In addition to books and encyclopedias, you can find overview information on a variety of topics through our Credo Reference's Academic Core database. Essentially, a collection of ebooks, everything is accessible online and in full-text.
When searching in a database, critical thinking skills are essential. Don't waste time and paper! Spend a few minutes reviewing the citation and/or abstract information and consider the following details:
Author: who wrote this and what are his/her credentials and affiliations?
Source: is this a scholarly, professional, popular, or trade publication?
Publisher: who produced this? government? university? corporation?
Date: when was this published?
Audience: for whom is this written? general public? scholars? practitioners?
Purpose: are the findings clearly stated? Are there clear biases?
Data: is methodology explained? Are charts, graphs, illustrations clearly presented?
Conclusions: do the findings support the thesis?
References: are there footnotes and citations leading to related work?
Compare: how does this article compare with other articles in this field?
The following databases will help you locate information on a variety of public health topics. Many of these databases offer full-text access to research, articles, and other publications. For a full list of the Library's databases, please visit our Databases page.
When searching, use Keywords (see Getting Started with Keywords) rather than typing questions or sentences.
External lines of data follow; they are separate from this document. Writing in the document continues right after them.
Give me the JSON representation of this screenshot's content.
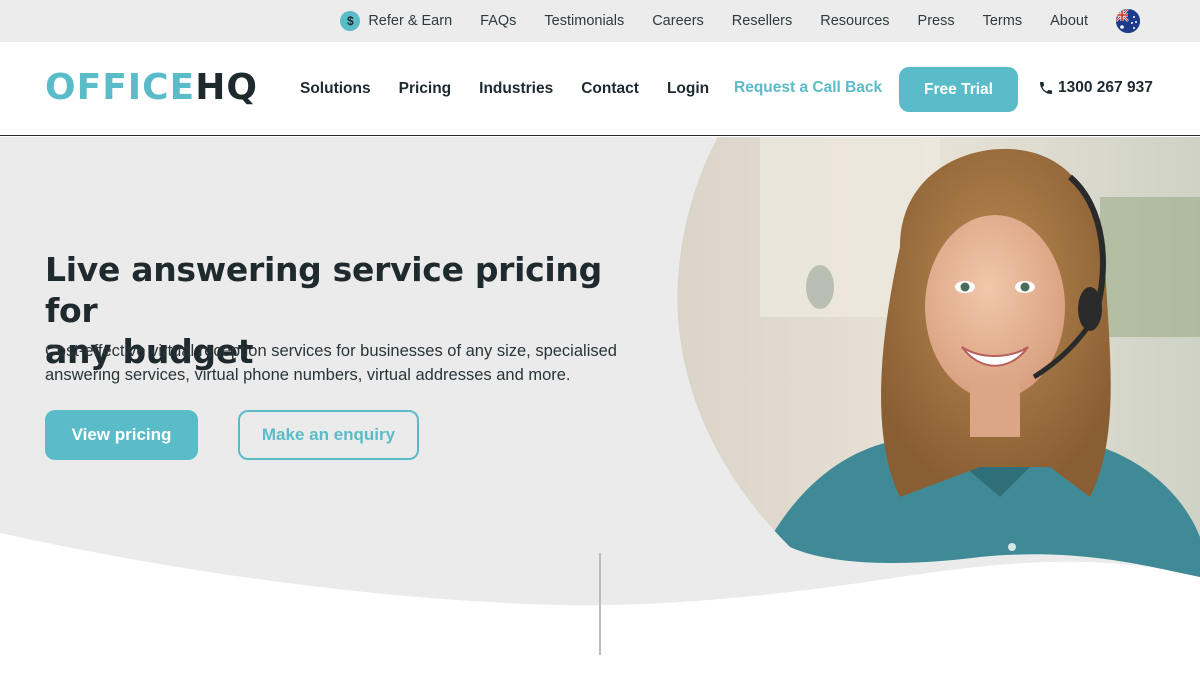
{
  "topbar": {
    "refer_label": "Refer & Earn",
    "coin_glyph": "$",
    "links": [
      "FAQs",
      "Testimonials",
      "Careers",
      "Resellers",
      "Resources",
      "Press",
      "Terms",
      "About"
    ],
    "flag_icon": "australia-flag-icon"
  },
  "nav": {
    "logo_part1": "OFFICE",
    "logo_part2": "HQ",
    "items": [
      "Solutions",
      "Pricing",
      "Industries",
      "Contact",
      "Login"
    ],
    "callback_label": "Request a Call Back",
    "trial_label": "Free Trial",
    "phone_number": "1300 267 937",
    "phone_icon": "phone-icon"
  },
  "hero": {
    "headline_line1": "Live answering service pricing for",
    "headline_line2": "any budget",
    "subtext_line1": "Cost-effective virtual reception services for businesses of any size, specialised",
    "subtext_line2": "answering services, virtual phone numbers, virtual addresses and more.",
    "primary_button": "View pricing",
    "secondary_button": "Make an enquiry",
    "image": "smiling-receptionist-with-headset-photo"
  },
  "colors": {
    "accent": "#5bbcc9",
    "dark": "#1f2a2e",
    "hero_bg": "#ebebeb",
    "topbar_bg": "#ececec"
  }
}
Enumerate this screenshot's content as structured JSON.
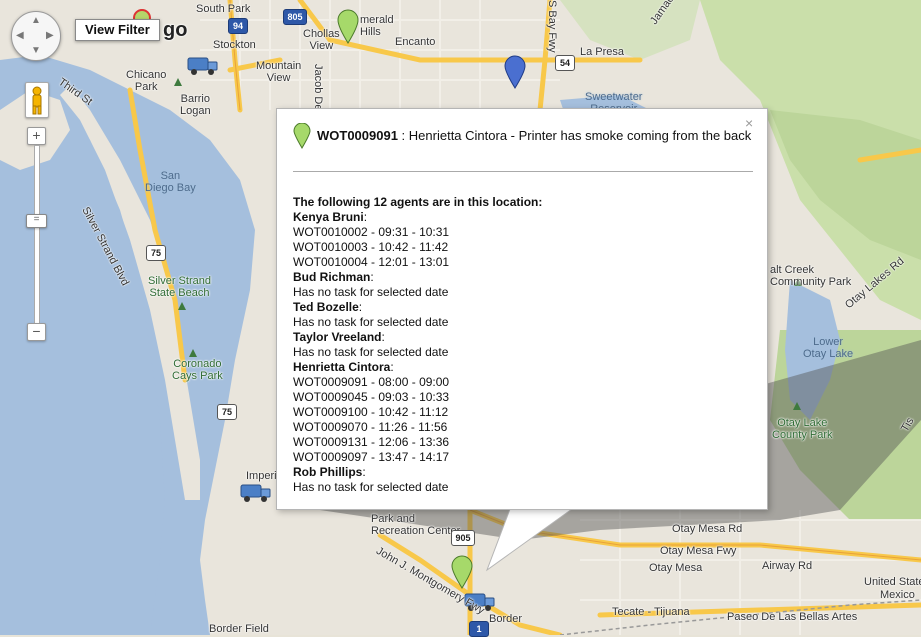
{
  "map": {
    "labels": {
      "south_park": "South Park",
      "san_diego_partial": "go",
      "chollas_view": "Chollas\nView",
      "emerald_hills": "Emerald\nHills",
      "encanto": "Encanto",
      "stockton": "Stockton",
      "mountain_view": "Mountain\nView",
      "la_presa": "La Presa",
      "chicano_park": "Chicano\nPark",
      "barrio_logan": "Barrio\nLogan",
      "third_st": "Third St",
      "san_diego_bay": "San\nDiego Bay",
      "silver_strand_blvd": "Silver Strand Blvd",
      "sweetwater_reservoir": "Sweetwater\nReservoir",
      "jamacha_blvd": "Jamacha Blvd",
      "s_bay_fwy": "S Bay Fwy",
      "jacob_dekema": "Jacob De",
      "silver_strand_state_beach": "Silver Strand\nState Beach",
      "coronado_cays_park": "Coronado\nCays Park",
      "salt_creek": "alt Creek\nCommunity Park",
      "otay_lakes_rd": "Otay Lakes Rd",
      "lower_otay_lake": "Lower\nOtay Lake",
      "otay_lake_county_park": "Otay Lake\nCounty Park",
      "imperial_partial": "Imperi",
      "park_rec": "Park and\nRecreation Center",
      "otay_mesa_rd": "Otay Mesa Rd",
      "otay_mesa_fwy": "Otay Mesa Fwy",
      "otay_mesa": "Otay Mesa",
      "airway_rd": "Airway Rd",
      "john_j_montgomery": "John J. Montgomery Fwy",
      "border": "Border",
      "tecate_tijuana": "Tecate - Tijuana",
      "paseo_de_las_bellas_artes": "Paseo De Las Bellas Artes",
      "united_states": "United State",
      "mexico": "Mexico",
      "border_field": "Border Field",
      "tis": "Tis"
    },
    "shields": {
      "s94": "94",
      "s805": "805",
      "s54": "54",
      "s75a": "75",
      "s75b": "75",
      "s905": "905",
      "s1": "1"
    }
  },
  "controls": {
    "pan_label": "pan",
    "zoom_in": "+",
    "zoom_out": "−",
    "zoom_knob": "=",
    "view_filter": "View Filter"
  },
  "infowindow": {
    "close": "×",
    "work_order": "WOT0009091",
    "separator": " : ",
    "description": "Henrietta Cintora - Printer has smoke coming from the back",
    "agents_title": "The following 12 agents are in this location:",
    "agents": [
      {
        "name": "Kenya Bruni",
        "tasks": [
          "WOT0010002 - 09:31 - 10:31",
          "WOT0010003 - 10:42 - 11:42",
          "WOT0010004 - 12:01 - 13:01"
        ]
      },
      {
        "name": "Bud Richman",
        "tasks": [
          "Has no task for selected date"
        ]
      },
      {
        "name": "Ted Bozelle",
        "tasks": [
          "Has no task for selected date"
        ]
      },
      {
        "name": "Taylor Vreeland",
        "tasks": [
          "Has no task for selected date"
        ]
      },
      {
        "name": "Henrietta Cintora",
        "tasks": [
          "WOT0009091 - 08:00 - 09:00",
          "WOT0009045 - 09:03 - 10:33",
          "WOT0009100 - 10:42 - 11:12",
          "WOT0009070 - 11:26 - 11:56",
          "WOT0009131 - 12:06 - 13:36",
          "WOT0009097 - 13:47 - 14:17"
        ]
      },
      {
        "name": "Rob Phillips",
        "tasks": [
          "Has no task for selected date"
        ]
      }
    ]
  },
  "colors": {
    "water": "#a5bfdd",
    "land": "#e9e5dc",
    "park": "#cadfaa",
    "highway": "#f8c84a",
    "pin_green": "#a6d96a",
    "pin_blue": "#4a6fd0"
  }
}
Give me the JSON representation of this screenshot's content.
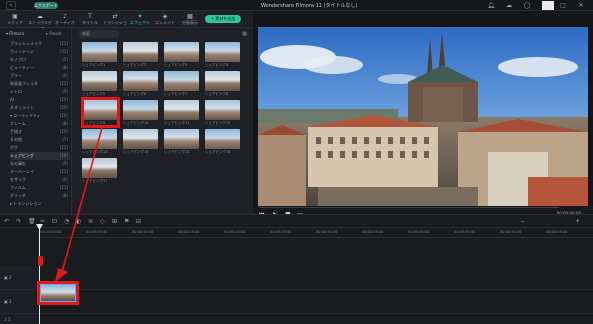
{
  "window": {
    "export_label": "エクスポート",
    "title": "Wondershare Filmora 11 (タイトルなし)",
    "back_glyph": "‹",
    "icons": [
      "bell-icon",
      "cloud-icon",
      "user-icon",
      "minimize-icon",
      "maximize-icon",
      "close-icon"
    ]
  },
  "tabs": [
    {
      "label": "メディア",
      "icon": "▣"
    },
    {
      "label": "ストックメディア",
      "icon": "☁"
    },
    {
      "label": "オーディオ",
      "icon": "♪"
    },
    {
      "label": "タイトル",
      "icon": "T"
    },
    {
      "label": "トランジション",
      "icon": "⇄"
    },
    {
      "label": "エフェクト",
      "icon": "✦"
    },
    {
      "label": "エレメント",
      "icon": "◈"
    },
    {
      "label": "分割表示",
      "icon": "▦"
    }
  ],
  "add_button": "+ 素材を追加",
  "left_panel": {
    "head_a": "▾ Filmora",
    "head_b": "▸ Preset",
    "categories": [
      {
        "label": "ブラッシュメイク",
        "count": "(11)"
      },
      {
        "label": "ヴィンテージ",
        "count": "(31)"
      },
      {
        "label": "モノクロ",
        "count": "(5)"
      },
      {
        "label": "ビューティー",
        "count": "(8)"
      },
      {
        "label": "ブラー",
        "count": "(6)"
      },
      {
        "label": "映画風フィルタ",
        "count": "(12)"
      },
      {
        "label": "レトロ",
        "count": "(9)"
      },
      {
        "label": "AI",
        "count": "(14)"
      },
      {
        "label": "ネオンライト",
        "count": "(20)"
      },
      {
        "label": "▾ ユーティリティ",
        "count": "(16)"
      },
      {
        "label": "フレーム",
        "count": "(8)"
      },
      {
        "label": "手描き",
        "count": "(10)"
      },
      {
        "label": "その他",
        "count": "(7)"
      },
      {
        "label": "ボケ",
        "count": "(12)"
      },
      {
        "label": "シェアビング",
        "count": "(18)"
      },
      {
        "label": "光の漏れ",
        "count": "(9)"
      },
      {
        "label": "オーバーレイ",
        "count": "(11)"
      },
      {
        "label": "モザイク",
        "count": "(6)"
      },
      {
        "label": "フィルム",
        "count": "(13)"
      },
      {
        "label": "グリッチ",
        "count": "(8)"
      },
      {
        "label": "▸ トランジション",
        "count": ""
      }
    ],
    "selected_index": 14
  },
  "grid": {
    "search_placeholder": "検索",
    "labels": [
      "シェアビング1",
      "シェアビング2",
      "シェアビング3",
      "シェアビング4",
      "シェアビング5",
      "シェアビング6",
      "シェアビング7",
      "シェアビング8",
      "シェアビング9",
      "シェアビング10",
      "シェアビング11",
      "シェアビング12",
      "シェアビング13",
      "シェアビング14",
      "シェアビング15",
      "シェアビング16",
      "シェアビング17"
    ]
  },
  "player": {
    "timecode": "00:00:00:00",
    "play_glyph": "▶",
    "stop_glyph": "■",
    "prev_glyph": "⏮",
    "next_glyph": "⏭"
  },
  "timeline": {
    "ticks": [
      "00:00:00:00",
      "00:00:05:00",
      "00:00:10:00",
      "00:00:15:00",
      "00:00:20:00",
      "00:00:25:00",
      "00:00:30:00",
      "00:00:35:00",
      "00:00:40:00",
      "00:00:45:00",
      "00:00:50:00",
      "00:00:55:00"
    ],
    "track_labels": [
      "▣ 2",
      "▣ 1",
      "♪ 1"
    ]
  },
  "colors": {
    "accent": "#2fd2b2",
    "highlight": "#e0181b"
  }
}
Consider the words you use and think of synonyms or related ideas that you might use (Disparity... Inequality... Inequity) if the first doesn't find what you're after.
These databases are recommended as starting points for your research in Public Health topics:
Because we are also looking for information on specific populations and health-related issues (psychological health, social issues, etc.), you might also explore some of the following:
And, when you have really locked down your topic (not before!), you might use Google Scholar to see what else is out there:
Keywords are simple words or phrases that sum up your topic, and can usually be pulled from your research question.
Simply eliminate those words and concepts that have no meaning, when on their own (How, does, the, etc.), and you're usually left with 2-3 good keywords to use in your research.
To find information on a topic, you would use one or more of your keywords to search for sources (books, media, articles, etc.) in the library's online catalog or databases.